» Your instructions
Below are the records; collect from them each line containing the string "label".

** Opening Records for this task block **

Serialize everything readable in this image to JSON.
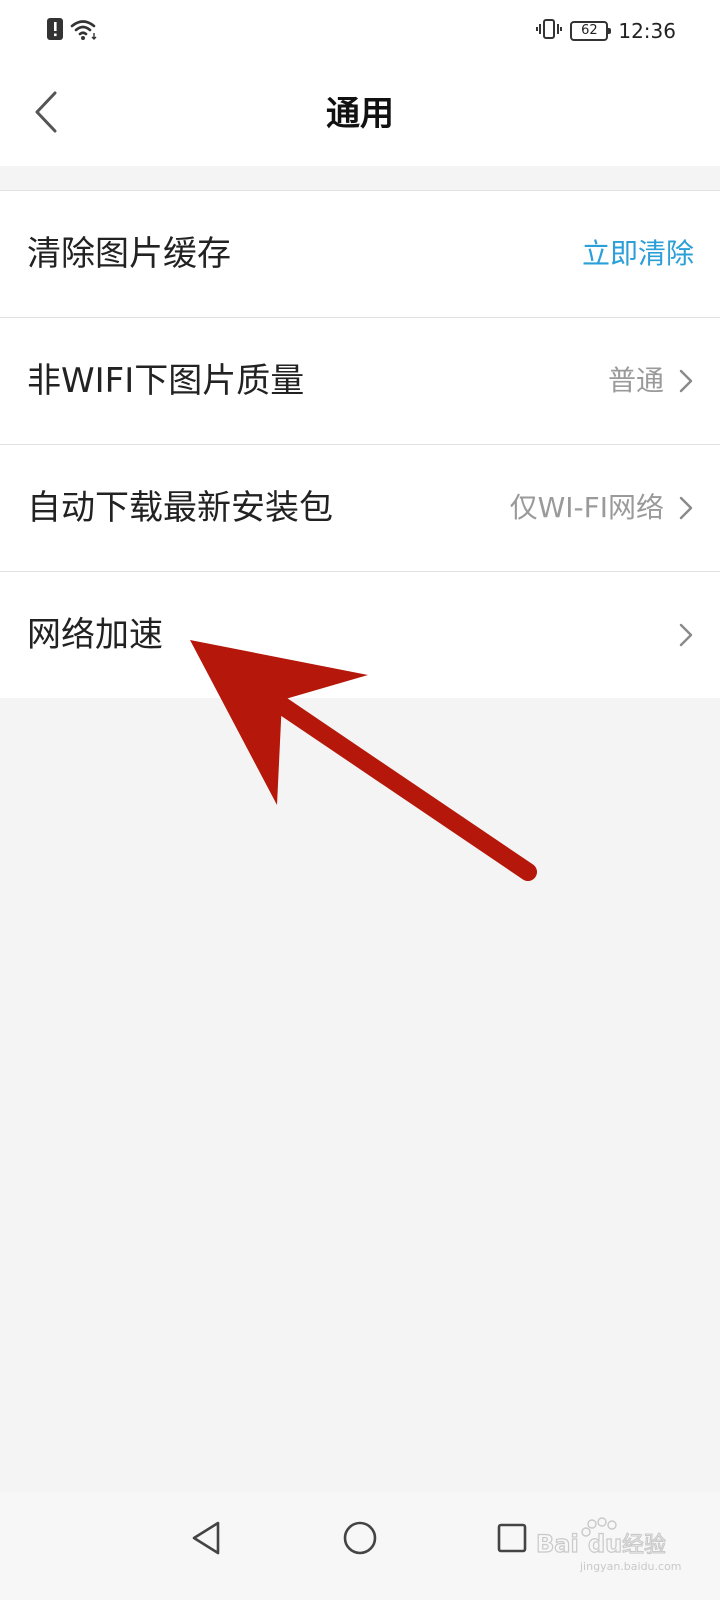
{
  "status_bar": {
    "time": "12:36",
    "battery_level": "62",
    "icons": {
      "left": [
        "alert-icon",
        "wifi-icon"
      ],
      "right": [
        "vibrate-icon",
        "battery-icon"
      ]
    }
  },
  "header": {
    "title": "通用",
    "back_icon": "chevron-left-icon"
  },
  "settings": {
    "rows": [
      {
        "label": "清除图片缓存",
        "action": "立即清除"
      },
      {
        "label": "非WIFI下图片质量",
        "value": "普通",
        "chevron": "chevron-right-icon"
      },
      {
        "label": "自动下载最新安装包",
        "value": "仅WI-FI网络",
        "chevron": "chevron-right-icon"
      },
      {
        "label": "网络加速",
        "chevron": "chevron-right-icon"
      }
    ]
  },
  "nav_bar": {
    "icons": [
      "back-triangle-icon",
      "home-circle-icon",
      "recents-square-icon"
    ]
  },
  "colors": {
    "accent": "#2a9fd8",
    "annotation_arrow": "#b5170a",
    "page_background": "#f4f4f4"
  },
  "watermark": {
    "text": "Baidu经验",
    "url_text": "jingyan.baidu.com"
  }
}
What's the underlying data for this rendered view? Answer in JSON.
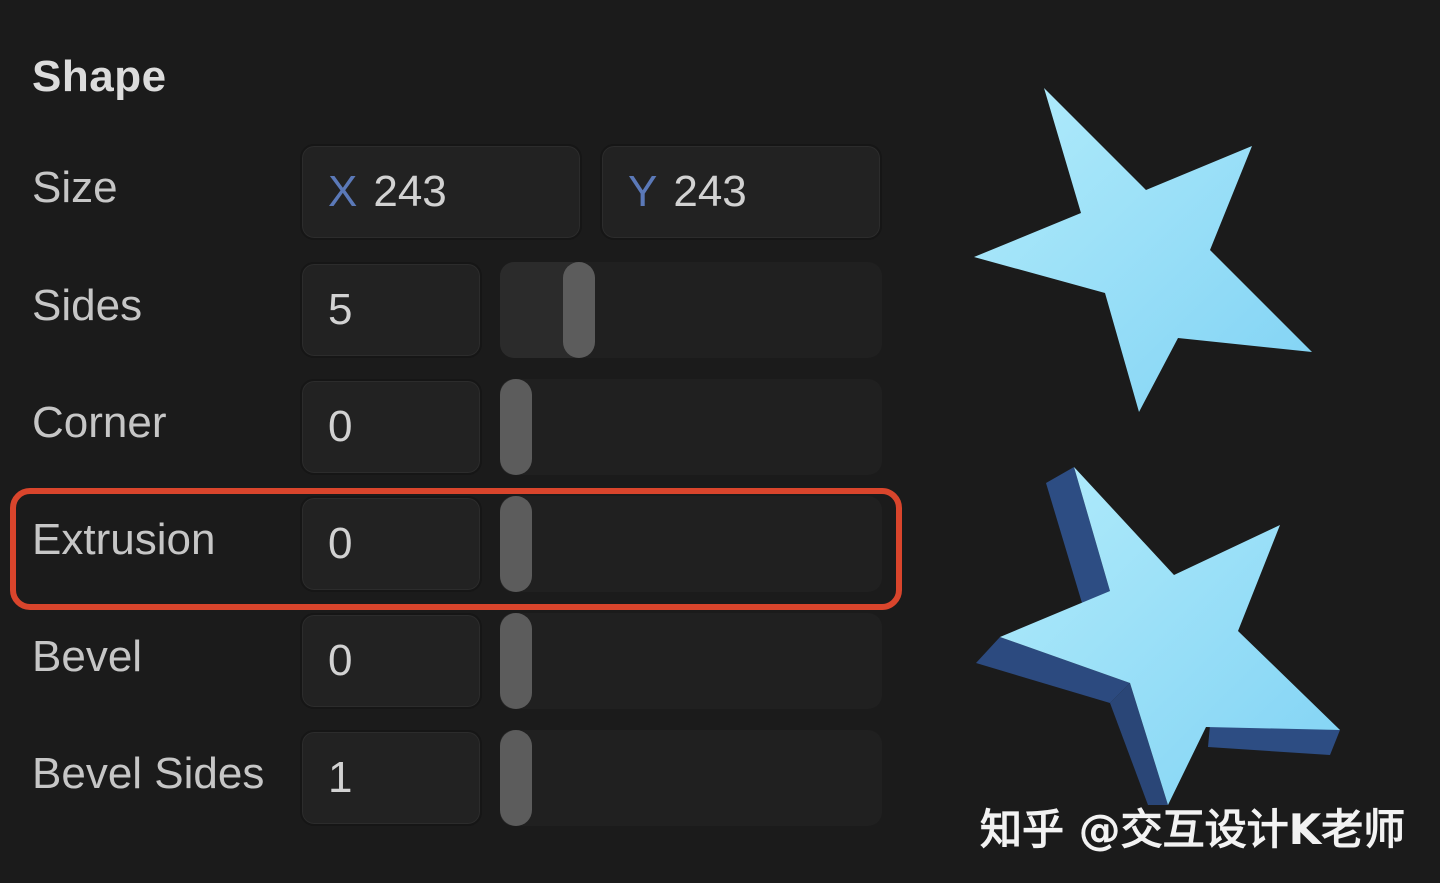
{
  "panel": {
    "title": "Shape",
    "size": {
      "label": "Size",
      "x_axis": "X",
      "x_value": "243",
      "y_axis": "Y",
      "y_value": "243"
    },
    "sliders": [
      {
        "label": "Sides",
        "value": "5",
        "level": 0.18
      },
      {
        "label": "Corner",
        "value": "0",
        "level": 0.0
      },
      {
        "label": "Extrusion",
        "value": "0",
        "level": 0.0
      },
      {
        "label": "Bevel",
        "value": "0",
        "level": 0.0
      },
      {
        "label": "Bevel Sides",
        "value": "1",
        "level": 0.0
      }
    ],
    "highlighted_row": "Extrusion",
    "highlight_color": "#d9452c"
  },
  "preview": {
    "flat_star_icon": "star-flat-icon",
    "extruded_star_icon": "star-extruded-icon",
    "star_face_color": "#8fdcf6",
    "star_side_color": "#2f4f86"
  },
  "watermark": {
    "text": "知乎 @交互设计K老师"
  }
}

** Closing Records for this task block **

» Response for this exercise
        "label": "清除图片缓存",
        "label": "非WIFI下图片质量",
        "label": "自动下载最新安装包",
        "label": "网络加速",
      "label": "Size",
        "label": "Sides",
        "label": "Corner",
        "label": "Extrusion",
        "label": "Bevel",
        "label": "Bevel Sides",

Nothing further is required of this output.